Prenatal Care Crisis
While it’s very important to prevent syphilis among the general adult population, we need to take action now to ensure expectant mothers get the care needed to prevent syphilis. Experts are attributing this crisis to the lack of prenatal resources, including:

  • basic prenatal care
  • drug abuse
  • syphilis screening occurring too late in pregnancy or not at all

Applicable Joint Commission Requirements
The Joint Commission does have requirements to address this issue (effective July 1, 2018): 

 14        For hospitals that provide obstetric services: Upon admission to labor and delivery, the mother’s status of the following diseases (during the current pregnancy) is documented in the mother's medical record:

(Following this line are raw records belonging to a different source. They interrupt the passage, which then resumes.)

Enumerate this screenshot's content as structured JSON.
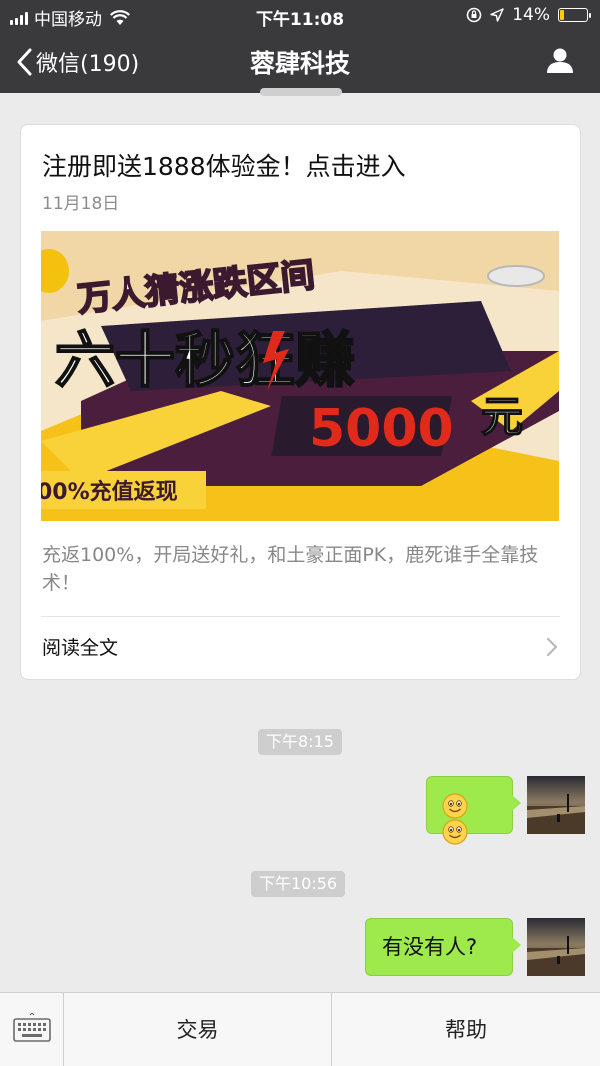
{
  "status_bar": {
    "carrier": "中国移动",
    "time": "下午11:08",
    "battery_text": "14%",
    "battery_level": 0.14,
    "icons": [
      "signal-icon",
      "wifi-icon",
      "lock-rotation-icon",
      "location-icon",
      "battery-icon"
    ]
  },
  "nav": {
    "back_label": "微信(190)",
    "title": "蓉肆科技",
    "icons": [
      "back-chevron-icon",
      "profile-icon"
    ]
  },
  "article": {
    "title": "注册即送1888体验金！点击进入",
    "date": "11月18日",
    "banner": {
      "line1": "万人猜涨跌区间",
      "line2": "六十秒狂赚",
      "amount": "5000",
      "unit": "元",
      "badge": "00%充值返现"
    },
    "description": "充返100%，开局送好礼，和土豪正面PK，鹿死谁手全靠技术！",
    "read_more": "阅读全文"
  },
  "messages": [
    {
      "timestamp": "下午8:15",
      "kind": "emoji",
      "emojis": [
        "smile-emoji",
        "smile-emoji"
      ],
      "sender": "me"
    },
    {
      "timestamp": "下午10:56",
      "kind": "text",
      "text": "有没有人?",
      "sender": "me"
    }
  ],
  "bottom_menu": {
    "items": [
      "交易",
      "帮助"
    ],
    "icons": [
      "keyboard-icon"
    ]
  },
  "colors": {
    "nav_bg": "#3a3a3c",
    "chat_bg": "#ebebeb",
    "bubble_green": "#9ee94c",
    "battery_yellow": "#ffcc00",
    "banner_yellow": "#f6c21a",
    "banner_red": "#e02a1c"
  }
}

  • Human immunodeficiency virus (HIV)
  • Hepatitis B Group B Streptococcus (GBS)
  • Syphilis          

15        For hospitals that provide obstetric services: If the mother had no prenatal care or the disease status is unknown, testing for the following diseases is performed and the results documented in the mother’s medical record:

  • Human immunodeficiency virus (HIV)
  • Hepatitis B Group B Streptococcus (GBS)Syphilis

Note: Because GBS test results may not be available for 24–48 hours, hospitals may consider the administration of prophylactic antibiotics to the mother based on CDC guidelines: Prevention of Perinatal Group B Streptococcal Disease
16        For hospitals that provide obstetric services: If the mother tests positive for human immunodeficiency virus (HIV), hepatitis B, group B Streptococcus (GBS), or syphilis when tested in labor and delivery or during the current pregnancy, that information is also documented in the newborn’s medical record after delivery.

It's worth repeating that this is a curable disease. Even one birth with syphilis is too many. Let’s do what we can to get more women into the prenatal system faster and start the appropriate screening!

Mark G. Pelletier, RN, MS is the chief operating officer, Accreditation and Certification Operations, and chief nursing executive for The Joint Commission. Prior to his current position, Pelletier served as the executive director for the Hospital Accreditation Program and was also responsible for business development in the Hospital, Critical Access Hospital and Laboratory accreditation programs. Mr. Pelletier has more than 30 years of experience in hospital operations, performance and quality improvement, process redesign, and program development. Previously, he was the senior vice president and chief operating officer of Condell Medical Center, Libertyville, Illinois. He has also served in executive positions for several hospitals in the Chicago area including Resurrection Health Care, Northwestern Memorial Hospital, Children’s Memorial Medical Center and Mercy Hospital Medical Center.